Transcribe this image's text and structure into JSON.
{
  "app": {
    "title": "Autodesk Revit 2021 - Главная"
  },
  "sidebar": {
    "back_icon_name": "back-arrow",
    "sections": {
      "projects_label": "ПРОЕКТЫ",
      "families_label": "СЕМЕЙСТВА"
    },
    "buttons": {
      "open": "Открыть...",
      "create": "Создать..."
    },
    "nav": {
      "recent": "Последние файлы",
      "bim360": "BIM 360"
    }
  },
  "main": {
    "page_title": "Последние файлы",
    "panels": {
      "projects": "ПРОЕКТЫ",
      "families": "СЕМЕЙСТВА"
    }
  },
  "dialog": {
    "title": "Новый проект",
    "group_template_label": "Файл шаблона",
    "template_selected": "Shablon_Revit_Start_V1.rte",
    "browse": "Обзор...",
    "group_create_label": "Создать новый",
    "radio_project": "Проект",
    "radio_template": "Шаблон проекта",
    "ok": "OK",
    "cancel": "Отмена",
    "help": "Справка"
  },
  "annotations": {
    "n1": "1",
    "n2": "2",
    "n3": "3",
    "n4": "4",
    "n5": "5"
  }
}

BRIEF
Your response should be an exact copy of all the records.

OUTPUT OF THE TASK
Transcribe this image's text and structure into JSON.
{
  "app": {
    "title": "Autodesk Revit 2021 - Главная"
  },
  "sidebar": {
    "back_icon_name": "back-arrow",
    "sections": {
      "projects_label": "ПРОЕКТЫ",
      "families_label": "СЕМЕЙСТВА"
    },
    "buttons": {
      "open": "Открыть...",
      "create": "Создать..."
    },
    "nav": {
      "recent": "Последние файлы",
      "bim360": "BIM 360"
    }
  },
  "main": {
    "page_title": "Последние файлы",
    "panels": {
      "projects": "ПРОЕКТЫ",
      "families": "СЕМЕЙСТВА"
    }
  },
  "dialog": {
    "title": "Новый проект",
    "group_template_label": "Файл шаблона",
    "template_selected": "Shablon_Revit_Start_V1.rte",
    "browse": "Обзор...",
    "group_create_label": "Создать новый",
    "radio_project": "Проект",
    "radio_template": "Шаблон проекта",
    "ok": "OK",
    "cancel": "Отмена",
    "help": "Справка"
  },
  "annotations": {
    "n1": "1",
    "n2": "2",
    "n3": "3",
    "n4": "4",
    "n5": "5"
  }
}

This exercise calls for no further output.